▸ **WHAT IS BEING ASKED**
For each line in the records that contains "icon", make a copy.
%%
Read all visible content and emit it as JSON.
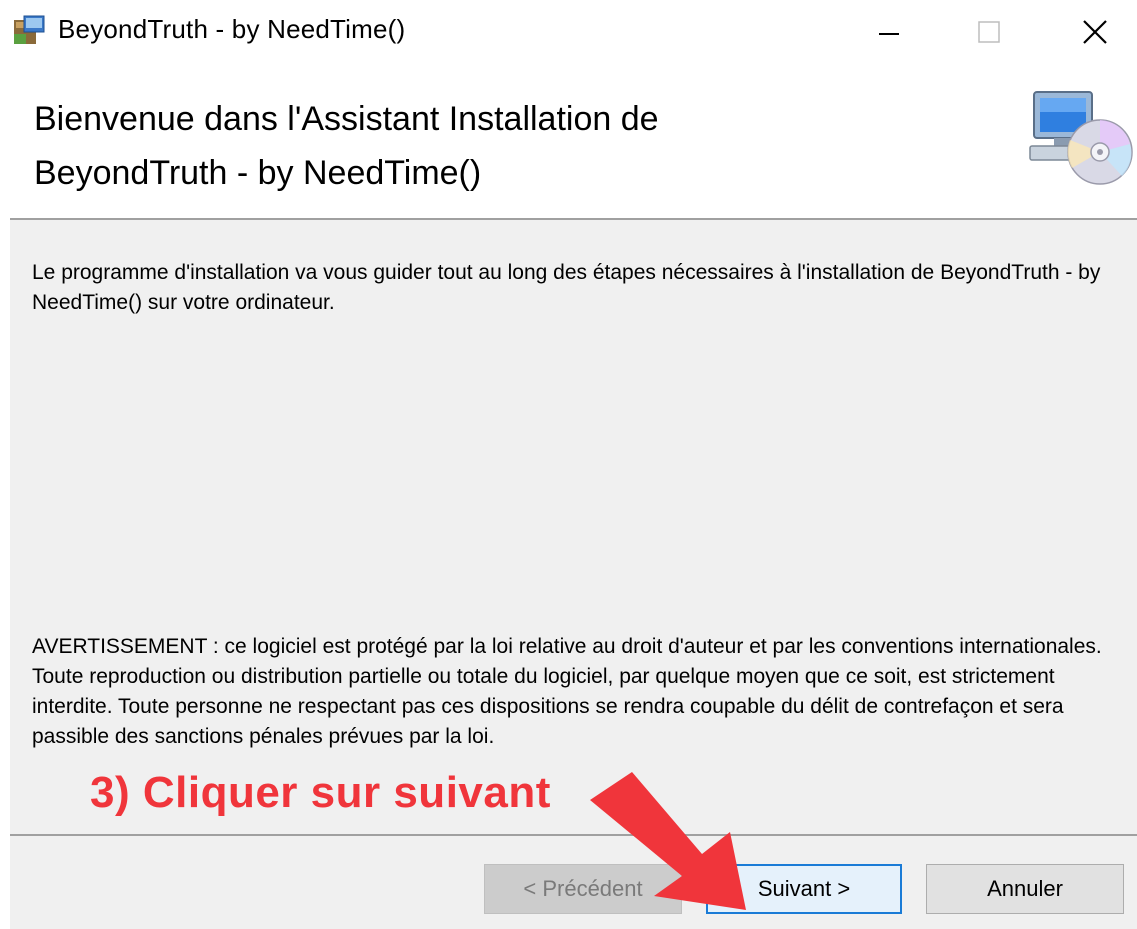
{
  "window": {
    "title": "BeyondTruth - by NeedTime()",
    "controls": {
      "minimize": "minimize-icon",
      "maximize": "maximize-icon",
      "close": "close-icon"
    }
  },
  "header": {
    "heading": "Bienvenue dans l'Assistant Installation de\nBeyondTruth - by NeedTime()",
    "icon": "computer-cd-icon"
  },
  "body": {
    "intro": "Le programme d'installation va vous guider tout au long des étapes nécessaires à l'installation de BeyondTruth - by NeedTime() sur votre ordinateur.",
    "warning": "AVERTISSEMENT : ce logiciel est protégé par la loi relative au droit d'auteur et par les conventions internationales. Toute reproduction ou distribution partielle ou totale du logiciel, par quelque moyen que ce soit, est strictement interdite. Toute personne ne respectant pas ces dispositions se rendra coupable du délit de contrefaçon et sera passible des sanctions pénales prévues par la loi."
  },
  "annotation": {
    "text": "3) Cliquer sur suivant",
    "color": "#f0353b"
  },
  "buttons": {
    "previous": "< Précédent",
    "next": "Suivant >",
    "cancel": "Annuler"
  },
  "colors": {
    "accent": "#1a7bd6",
    "panel_bg": "#f0f0f0",
    "arrow": "#f0353b"
  }
}
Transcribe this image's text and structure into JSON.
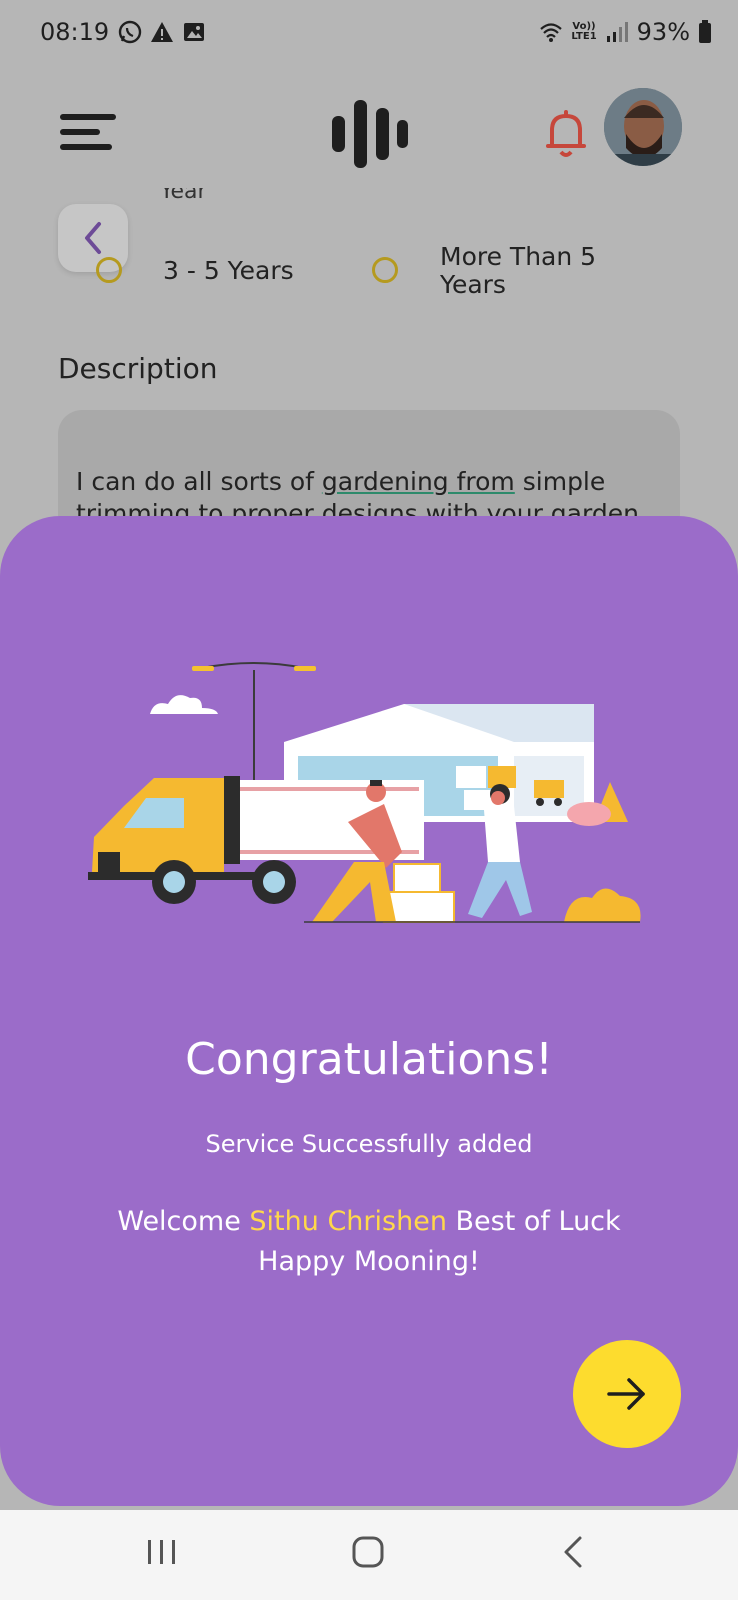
{
  "status_bar": {
    "time": "08:19",
    "signal_label_top": "Vo))",
    "signal_label_bottom": "LTE1",
    "battery": "93%"
  },
  "app_bar": {
    "menu_icon": "menu-icon",
    "logo_icon": "logo-icon",
    "bell_icon": "bell-icon",
    "avatar": "avatar"
  },
  "form": {
    "cut_off_label": "Year",
    "experience_options": [
      {
        "label": "3 - 5 Years"
      },
      {
        "label": "More Than 5 Years",
        "line1": "More Than 5",
        "line2": "Years"
      }
    ],
    "description_label": "Description",
    "description_text_part1": "I can do all sorts of ",
    "description_text_underlined": "gardening from",
    "description_text_part2": " simple trimming to proper designs with your garden"
  },
  "modal": {
    "title": "Congratulations!",
    "subtitle": "Service Successfully added",
    "welcome_prefix": "Welcome ",
    "user_name": "Sithu Chrishen",
    "welcome_suffix": " Best of Luck",
    "welcome_line2": "Happy Mooning!",
    "next_icon": "arrow-right-icon",
    "colors": {
      "background": "#9b6cc9",
      "name_highlight": "#ffd84a",
      "next_button": "#fddc2e"
    }
  },
  "nav_bar": {
    "recent": "recent-apps-icon",
    "home": "home-icon",
    "back": "back-icon"
  }
}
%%
▸ **RESPONSE TO THIS EXERCISE**
      "minimize": "minimize-icon",
      "maximize": "maximize-icon",
      "close": "close-icon"
    "icon": "computer-cd-icon"
    "menu_icon": "menu-icon",
    "logo_icon": "logo-icon",
    "bell_icon": "bell-icon",
    "next_icon": "arrow-right-icon",
    "recent": "recent-apps-icon",
    "home": "home-icon",
    "back": "back-icon"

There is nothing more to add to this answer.